Tesco, the country's biggest supermarket, will back calls for legislation to create a supermarkets tsar, should the big 10 grocers fail to accept such authority voluntarily.
Sir Terry Leahy, Tesco's chief executive, and his counterparts at Asda, J Sainsbury and Iceland will be faced with an updated code of conduct and an ombudsman to monitor their treatment of suppliers following a Competition Commission report in April.
However, there are fears that the introduction of an ombudsman could be delayed as the stores are unlikely to agree on how much power the postholder should wield. A spokesman for Sainsbury's indicated that the chain could fight the move as "an unnecessary measure".
Last Tuesday, the Cross Cutting Remedies Group, chaired by the Liberal Democrat MP Andrew George, met at the House of Commons with other industry ombudsmen, government officials and lobbyists to discuss the problems. The group is a coalition of MPs and pressure groups such as ActionAid and Friends of the Earth.

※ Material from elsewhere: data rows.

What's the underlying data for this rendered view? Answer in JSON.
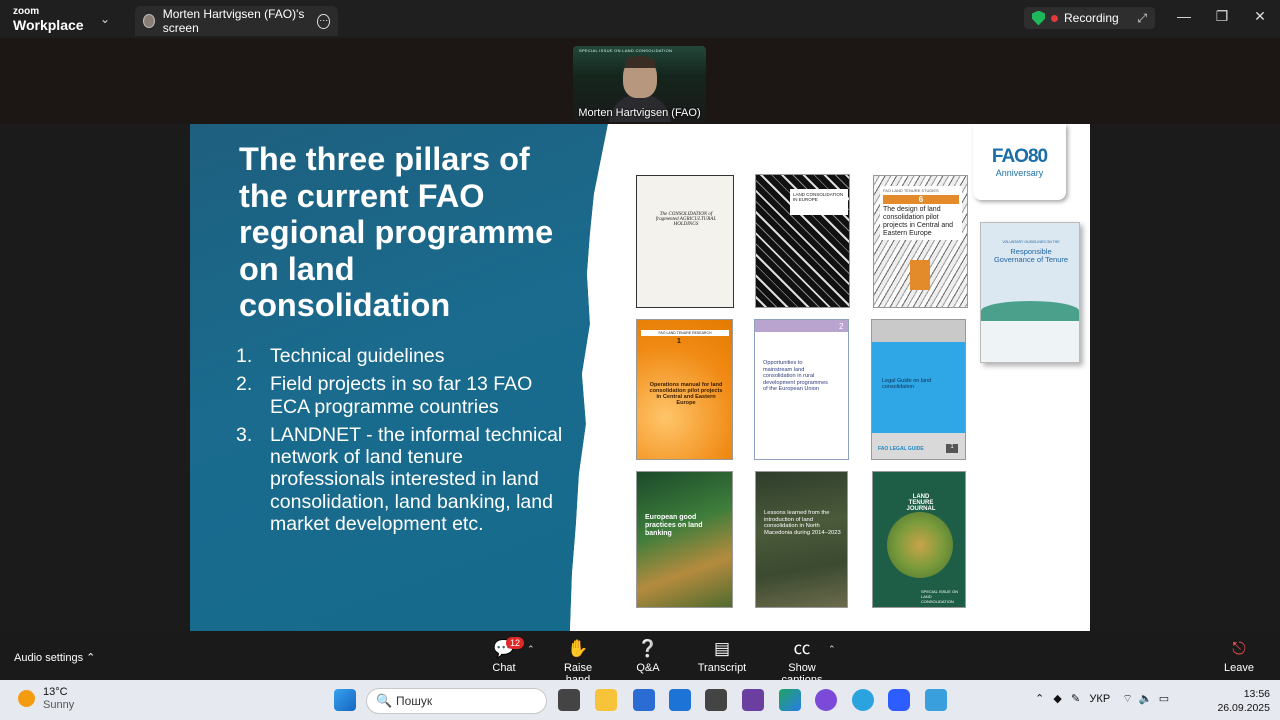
{
  "window": {
    "brand_line1": "zoom",
    "brand_line2": "Workplace",
    "tab_title": "Morten Hartvigsen (FAO)'s screen",
    "recording_label": "Recording"
  },
  "video": {
    "participant_name": "Morten Hartvigsen (FAO)",
    "header_text": "SPECIAL ISSUE ON LAND CONSOLIDATION"
  },
  "slide": {
    "title": "The three pillars of the current FAO regional programme on land consolidation",
    "list": [
      {
        "num": "1.",
        "text": "Technical guidelines"
      },
      {
        "num": "2.",
        "text": "Field projects in so far 13 FAO ECA programme countries"
      },
      {
        "num": "3.",
        "text": "LANDNET - the informal technical network of land tenure professionals interested in land consolidation, land banking, land market development etc."
      }
    ],
    "fao80_logo": "FAO80",
    "fao80_sub": "Anniversary",
    "books": {
      "b1_title": "The CONSOLIDATION of fragmented AGRICULTURAL HOLDINGS",
      "b2_title": "LAND CONSOLIDATION IN EUROPE",
      "b3_series": "FAO LAND TENURE STUDIES",
      "b3_num": "6",
      "b3_title": "The design of land consolidation pilot projects in Central and Eastern Europe",
      "b4_series": "FAO LAND TENURE RESEARCH",
      "b4_num": "1",
      "b4_title": "Operations manual for land consolidation pilot projects in Central and Eastern Europe",
      "b5_num": "2",
      "b5_title": "Opportunities to mainstream land consolidation in rural development programmes of the European Union",
      "b6_title": "Legal Guide on land consolidation",
      "b6_footer": "FAO LEGAL GUIDE",
      "b6_num": "1",
      "b7_title": "European good practices on land banking",
      "b8_title": "Lessons learned from the introduction of land consolidation in North Macedonia during 2014–2023",
      "b9_title": "LAND TENURE JOURNAL",
      "b9_footer": "SPECIAL ISSUE ON LAND CONSOLIDATION",
      "vg_title": "Responsible Governance of Tenure",
      "vg_head": "VOLUNTARY GUIDELINES ON THE"
    }
  },
  "toolbar": {
    "audio_settings": "Audio settings",
    "chat": "Chat",
    "chat_badge": "12",
    "raise_hand": "Raise hand",
    "qa": "Q&A",
    "transcript": "Transcript",
    "show_captions": "Show captions",
    "leave": "Leave"
  },
  "taskbar": {
    "temperature": "13°C",
    "weather": "Sunny",
    "search_placeholder": "Пошук",
    "language": "УКР",
    "time": "13:56",
    "date": "26.09.2025"
  },
  "colors": {
    "slide_blue": "#1a6b8e",
    "recording_dot": "#e03a3a",
    "shield_green": "#1eb85a",
    "chat_badge_red": "#e02828"
  }
}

The group wants the Department for Business, Enterprise and Regulatory Reform to threaten legislation if the supermarkets do not sign up to the ombudsman scheme.
A Tesco spokesman said: "Unless everyone in the industry can agree to sign up to the proposal, we believe that it would require legislation. We work hard to ensure that we have good relations with our suppliers, and more than 1,500 of our suppliers have been with us for five years or more."
Mr George said he wanted the department to threaten to introduce legislation when it makes its formal response to the commission's report. This is due by the end of July, but is expected this week, before the Commons breaks for summer recess.
"If supermarkets want to be obstructive, then we would require primary legislation," said Mr George.
A senior department official attended Tuesday's meeting, where Walter Merricks, the financial ombudsman, briefed those present on how his role worked in practice.
The coalition would like the supermarkets tsar to be "proactive", said a source, so that he or she could investigate suspected poor practice rather than simply responding to official complaints. The source added that suppliers lived in a "culture of fear" that prevented them airing their grievances in case they lost big contracts with the supermarkets.
In a statement, Sainsbury's said: "We believe that the creation of an ombudsman to look into relationships between suppliers and retailers is an unnecessary measure and that issues should be addressed through the proposed changes to the existing code of practice."
An Asda spokeswoman said the chain was "agnostic" about the ombudsman but warned the intervention could drive up costs: "It would be ironic if the end result of introducing an ombudsman was to force up prices ... at a time when household budgets are being stretched and inflation is at its highest level for years."
The commission has set a deadline of next January for supermarkets to agree terms. If they fail to do so, it will recommend legislation.